**SUPPLIED DATA**
★ ★ ★ ★ ★ ★ ★

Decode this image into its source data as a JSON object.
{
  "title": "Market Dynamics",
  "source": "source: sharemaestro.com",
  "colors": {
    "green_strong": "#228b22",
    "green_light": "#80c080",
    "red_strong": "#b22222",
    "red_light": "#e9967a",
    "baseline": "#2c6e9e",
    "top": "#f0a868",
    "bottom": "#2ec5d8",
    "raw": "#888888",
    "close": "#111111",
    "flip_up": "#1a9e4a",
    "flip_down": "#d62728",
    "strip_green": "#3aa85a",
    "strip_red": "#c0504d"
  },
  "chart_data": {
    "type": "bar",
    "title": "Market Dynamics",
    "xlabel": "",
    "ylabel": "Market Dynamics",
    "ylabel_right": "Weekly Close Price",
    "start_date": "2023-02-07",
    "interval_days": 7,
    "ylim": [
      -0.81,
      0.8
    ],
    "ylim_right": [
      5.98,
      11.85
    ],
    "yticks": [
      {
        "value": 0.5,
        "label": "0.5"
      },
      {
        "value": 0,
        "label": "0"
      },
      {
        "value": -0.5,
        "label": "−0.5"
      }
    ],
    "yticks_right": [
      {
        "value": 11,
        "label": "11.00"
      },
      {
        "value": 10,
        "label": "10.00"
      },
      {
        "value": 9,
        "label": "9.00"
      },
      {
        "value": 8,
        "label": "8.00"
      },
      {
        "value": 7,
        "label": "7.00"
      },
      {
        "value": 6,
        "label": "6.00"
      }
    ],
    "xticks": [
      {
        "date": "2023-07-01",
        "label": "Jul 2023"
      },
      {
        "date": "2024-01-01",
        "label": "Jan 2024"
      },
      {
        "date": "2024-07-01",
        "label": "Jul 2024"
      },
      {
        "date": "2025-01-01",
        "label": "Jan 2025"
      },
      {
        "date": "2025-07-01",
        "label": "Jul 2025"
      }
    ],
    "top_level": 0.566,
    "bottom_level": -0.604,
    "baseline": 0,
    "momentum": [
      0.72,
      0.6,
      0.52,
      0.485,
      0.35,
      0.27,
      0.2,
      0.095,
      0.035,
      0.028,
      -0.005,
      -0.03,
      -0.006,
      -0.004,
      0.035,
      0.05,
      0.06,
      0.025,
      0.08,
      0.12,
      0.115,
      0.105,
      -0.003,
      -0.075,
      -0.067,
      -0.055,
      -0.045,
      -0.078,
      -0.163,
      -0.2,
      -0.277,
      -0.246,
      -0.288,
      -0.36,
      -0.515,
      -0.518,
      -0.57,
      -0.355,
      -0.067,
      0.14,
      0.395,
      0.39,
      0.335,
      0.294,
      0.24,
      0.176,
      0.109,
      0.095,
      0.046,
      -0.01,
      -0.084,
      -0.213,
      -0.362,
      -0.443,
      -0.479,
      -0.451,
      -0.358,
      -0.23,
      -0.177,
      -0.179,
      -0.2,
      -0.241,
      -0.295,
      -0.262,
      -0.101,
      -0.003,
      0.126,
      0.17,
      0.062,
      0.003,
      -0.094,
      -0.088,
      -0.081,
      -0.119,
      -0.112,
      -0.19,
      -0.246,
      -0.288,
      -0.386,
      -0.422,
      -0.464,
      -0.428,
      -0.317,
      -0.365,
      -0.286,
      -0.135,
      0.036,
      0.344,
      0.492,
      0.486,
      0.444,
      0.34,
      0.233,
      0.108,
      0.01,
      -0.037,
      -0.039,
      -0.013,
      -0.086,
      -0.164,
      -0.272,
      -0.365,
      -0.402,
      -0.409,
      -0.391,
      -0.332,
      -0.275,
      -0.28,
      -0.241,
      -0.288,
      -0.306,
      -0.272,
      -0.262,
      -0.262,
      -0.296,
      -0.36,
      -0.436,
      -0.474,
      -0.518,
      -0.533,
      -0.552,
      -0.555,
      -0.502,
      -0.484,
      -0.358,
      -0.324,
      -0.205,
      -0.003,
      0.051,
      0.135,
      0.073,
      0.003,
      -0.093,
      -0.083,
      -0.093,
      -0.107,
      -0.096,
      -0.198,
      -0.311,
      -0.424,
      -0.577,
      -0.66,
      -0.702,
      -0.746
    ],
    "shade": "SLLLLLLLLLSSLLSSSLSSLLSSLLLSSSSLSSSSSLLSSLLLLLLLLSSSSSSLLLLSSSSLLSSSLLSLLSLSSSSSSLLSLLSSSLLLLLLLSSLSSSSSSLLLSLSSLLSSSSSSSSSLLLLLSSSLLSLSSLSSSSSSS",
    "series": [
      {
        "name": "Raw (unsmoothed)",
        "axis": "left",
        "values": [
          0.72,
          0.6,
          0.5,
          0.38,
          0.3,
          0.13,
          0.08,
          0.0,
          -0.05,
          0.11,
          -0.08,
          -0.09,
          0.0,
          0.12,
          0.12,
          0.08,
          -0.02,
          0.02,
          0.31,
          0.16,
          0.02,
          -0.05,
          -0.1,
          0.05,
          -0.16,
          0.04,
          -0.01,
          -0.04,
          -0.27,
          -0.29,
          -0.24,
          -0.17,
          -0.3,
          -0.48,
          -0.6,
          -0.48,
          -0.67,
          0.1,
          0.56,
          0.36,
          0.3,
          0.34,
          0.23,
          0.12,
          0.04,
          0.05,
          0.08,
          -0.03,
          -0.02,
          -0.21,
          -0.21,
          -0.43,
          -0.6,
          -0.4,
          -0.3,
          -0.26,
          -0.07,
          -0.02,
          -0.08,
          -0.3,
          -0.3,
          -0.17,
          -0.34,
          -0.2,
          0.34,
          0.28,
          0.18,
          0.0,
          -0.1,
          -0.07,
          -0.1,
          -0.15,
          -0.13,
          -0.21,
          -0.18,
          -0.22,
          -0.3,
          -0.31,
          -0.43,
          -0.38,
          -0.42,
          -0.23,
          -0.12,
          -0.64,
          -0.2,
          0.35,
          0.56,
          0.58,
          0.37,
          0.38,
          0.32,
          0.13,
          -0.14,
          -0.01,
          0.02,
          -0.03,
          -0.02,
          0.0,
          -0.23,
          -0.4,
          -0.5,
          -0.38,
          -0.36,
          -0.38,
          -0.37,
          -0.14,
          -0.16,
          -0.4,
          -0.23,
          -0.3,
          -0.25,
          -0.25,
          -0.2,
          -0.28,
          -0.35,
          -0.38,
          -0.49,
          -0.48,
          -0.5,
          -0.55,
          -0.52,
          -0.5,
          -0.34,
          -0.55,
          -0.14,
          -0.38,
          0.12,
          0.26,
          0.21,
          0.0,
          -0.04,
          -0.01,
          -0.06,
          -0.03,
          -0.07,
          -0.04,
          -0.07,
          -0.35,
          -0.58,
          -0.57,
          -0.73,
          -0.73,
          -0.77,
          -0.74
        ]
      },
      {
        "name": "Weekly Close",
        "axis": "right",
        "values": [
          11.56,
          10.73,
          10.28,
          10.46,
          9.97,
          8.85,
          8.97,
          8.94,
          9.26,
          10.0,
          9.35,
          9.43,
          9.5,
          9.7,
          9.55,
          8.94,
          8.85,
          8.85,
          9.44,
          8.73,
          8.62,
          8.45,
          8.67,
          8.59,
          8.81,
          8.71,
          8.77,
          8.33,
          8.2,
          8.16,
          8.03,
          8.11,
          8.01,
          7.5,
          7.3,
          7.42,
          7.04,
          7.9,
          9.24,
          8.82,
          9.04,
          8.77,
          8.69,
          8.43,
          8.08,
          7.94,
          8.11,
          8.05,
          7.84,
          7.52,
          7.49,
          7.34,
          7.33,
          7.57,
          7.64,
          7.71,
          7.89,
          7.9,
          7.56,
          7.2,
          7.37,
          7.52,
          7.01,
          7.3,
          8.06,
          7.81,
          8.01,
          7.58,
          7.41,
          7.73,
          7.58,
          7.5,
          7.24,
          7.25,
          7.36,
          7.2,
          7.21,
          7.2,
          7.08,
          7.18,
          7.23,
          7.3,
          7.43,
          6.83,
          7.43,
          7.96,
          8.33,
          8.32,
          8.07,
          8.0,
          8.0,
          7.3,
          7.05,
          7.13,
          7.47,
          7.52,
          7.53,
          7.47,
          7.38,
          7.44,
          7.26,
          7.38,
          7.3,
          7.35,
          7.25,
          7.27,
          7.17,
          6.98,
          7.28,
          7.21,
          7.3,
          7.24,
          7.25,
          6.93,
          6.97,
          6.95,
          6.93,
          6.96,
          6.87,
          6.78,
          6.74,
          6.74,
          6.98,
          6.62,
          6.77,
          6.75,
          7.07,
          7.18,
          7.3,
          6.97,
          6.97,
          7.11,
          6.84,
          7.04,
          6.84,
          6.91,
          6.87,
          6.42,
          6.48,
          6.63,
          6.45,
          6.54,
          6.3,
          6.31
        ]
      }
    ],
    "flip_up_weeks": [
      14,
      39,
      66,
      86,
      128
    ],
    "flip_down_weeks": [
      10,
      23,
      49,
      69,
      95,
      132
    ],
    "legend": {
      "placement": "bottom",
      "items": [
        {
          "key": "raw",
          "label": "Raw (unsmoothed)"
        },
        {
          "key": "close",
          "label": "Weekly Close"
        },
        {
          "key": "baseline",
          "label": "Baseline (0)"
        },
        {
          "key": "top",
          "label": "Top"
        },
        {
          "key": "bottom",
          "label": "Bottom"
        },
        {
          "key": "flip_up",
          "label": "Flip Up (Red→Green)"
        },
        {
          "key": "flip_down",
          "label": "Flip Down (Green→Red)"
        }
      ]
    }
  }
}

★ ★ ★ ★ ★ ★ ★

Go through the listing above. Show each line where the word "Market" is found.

**OUTPUT FOR THIS TASK**
  "title": "Market Dynamics",
    "title": "Market Dynamics",
    "ylabel": "Market Dynamics",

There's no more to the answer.